M. The Problem of induction
Whenever we say "All A's are B's" we are saying not only that all A's have been B's in the past, but also that all future A's will be B's. Thus we give evidence from the past as reasons for making claims about the future. But will the future resemble the past? How can we know this? This is the problem of induction.
Inductive reasoning presupposes the principle of uniformity, i.e., the belief that scientific laws (like the universal law of gravity) will hold in the future as they have in the past. But the principle of uniformity cannot itself be demonstrated without assuming that it is itself true.
To show that any future even will be like a past even, we have to assume uniformity, i.e., that it will be like a past event, as, e.g., A causing B. Induction cannot be demonstrated; i.e., we cannot KNOW that the future will resemble the past (Hume, Russell and skepticism generally).
Opposing views (from Will, Strawson and others) argue that skepticism disqualifies evidence by allowing nothing to count for induction, i.e., by disqualifying evidence as soon as it applies to the case at hand. When future futures become present and past futures, they are disqualified as evidence for reasoning about other future futures.
The use of the principles of uniformity and induction is justified pragmatically, as is the use of logic.
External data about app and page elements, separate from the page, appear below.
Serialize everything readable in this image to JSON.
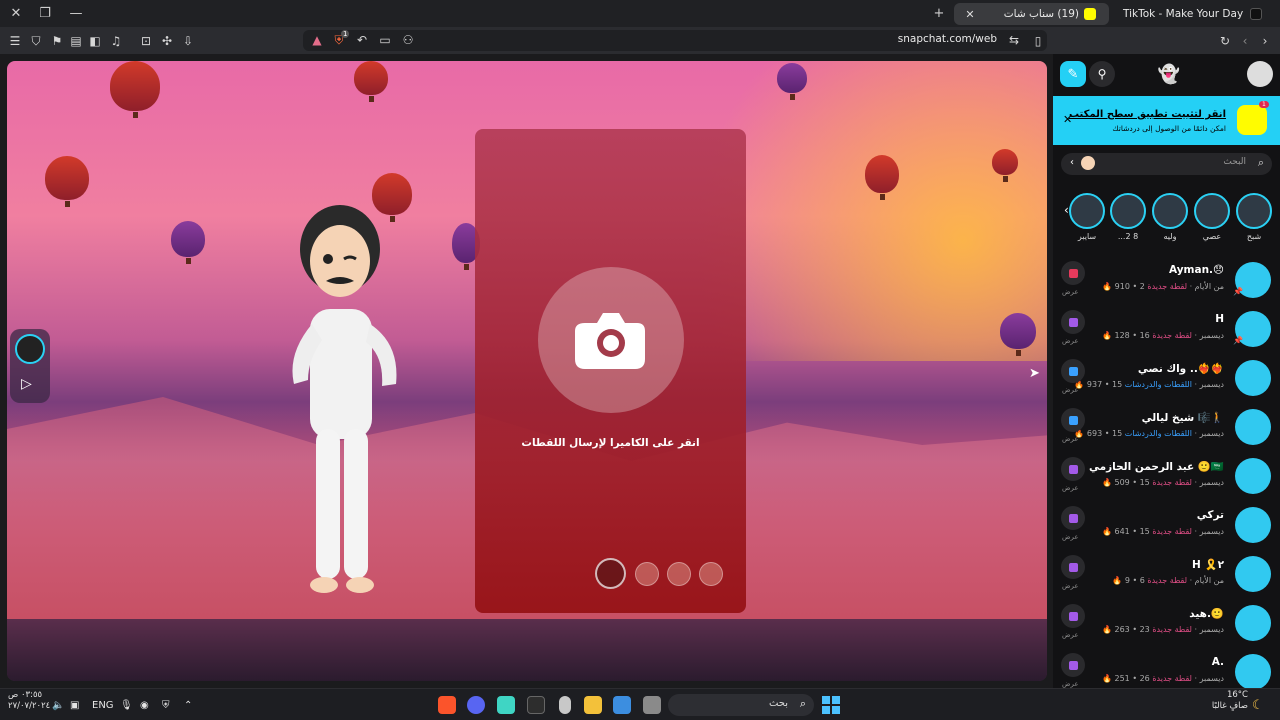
{
  "browser": {
    "tabs": [
      {
        "title": "TikTok - Make Your Day",
        "active": false
      },
      {
        "title": "(19) سناب شات",
        "active": true
      }
    ],
    "url": "snapchat.com/web",
    "window_controls": {
      "close": "✕",
      "restore": "❐",
      "minimize": "—"
    },
    "new_tab": "+",
    "brave_badge": "1"
  },
  "stage": {
    "camera_prompt": "انقر على الكاميرا لإرسال اللقطات"
  },
  "panel": {
    "banner": {
      "title": "انقر لتثبيت تطبيق سطح المكتب",
      "subtitle": "امكن دائمًا من الوصول إلى دردشاتك",
      "close": "✕",
      "badge": "1"
    },
    "search_placeholder": "البحث",
    "stories": [
      {
        "name": "شبح"
      },
      {
        "name": "عصي"
      },
      {
        "name": "وليه"
      },
      {
        "name": "...2 8"
      },
      {
        "name": "سايبر"
      }
    ],
    "chats": [
      {
        "name": "Ayman.😞",
        "status": "لقطة جديدة",
        "time": "2 من الأيام",
        "streak": "910",
        "pinned": true,
        "action_label": "عرض",
        "action_color": "#e63a5c"
      },
      {
        "name": "H",
        "status": "لقطة جديدة",
        "time": "16 ديسمبر",
        "streak": "128",
        "pinned": true,
        "action_label": "عرض",
        "action_color": "#a35ae8"
      },
      {
        "name": "واك نصي ..❤️‍🔥❤️‍🔥",
        "status": "اللقطات والدردشات",
        "time": "15 ديسمبر",
        "streak": "937",
        "pinned": false,
        "action_label": "عرض",
        "action_color": "#3aa1ff"
      },
      {
        "name": "شيخ ليالي 🎼🚶",
        "status": "اللقطات والدردشات",
        "time": "15 ديسمبر",
        "streak": "693",
        "pinned": false,
        "action_label": "عرض",
        "action_color": "#3aa1ff"
      },
      {
        "name": "عبد الرحمن الحازمي 🙂🇸🇦",
        "status": "لقطة جديدة",
        "time": "15 ديسمبر",
        "streak": "509",
        "pinned": false,
        "action_label": "عرض",
        "action_color": "#a35ae8"
      },
      {
        "name": "تركي",
        "status": "لقطة جديدة",
        "time": "15 ديسمبر",
        "streak": "641",
        "pinned": false,
        "action_label": "عرض",
        "action_color": "#a35ae8"
      },
      {
        "name": "H 🎗️٢",
        "status": "لقطة جديدة",
        "time": "6 من الأيام",
        "streak": "9",
        "pinned": false,
        "action_label": "عرض",
        "action_color": "#a35ae8"
      },
      {
        "name": "هيد.🙂",
        "status": "لقطة جديدة",
        "time": "23 ديسمبر",
        "streak": "263",
        "pinned": false,
        "action_label": "عرض",
        "action_color": "#a35ae8"
      },
      {
        "name": "A.",
        "status": "لقطة جديدة",
        "time": "26 ديسمبر",
        "streak": "251",
        "pinned": false,
        "action_label": "عرض",
        "action_color": "#a35ae8"
      }
    ]
  },
  "taskbar": {
    "time": "٠٣:٥٥ ص",
    "date": "٢٧/٠٧/٢٠٢٤",
    "language": "ENG",
    "search_placeholder": "بحث",
    "weather_temp": "16°C",
    "weather_desc": "صافٍ غالبًا"
  },
  "colors": {
    "snap_blue": "#24d0f5",
    "snap_pink": "#e04e86",
    "panel_bg": "#121214"
  }
}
Without these principles, knowledge would simply be impossible. With them, knowledge is, or at least may, be possible.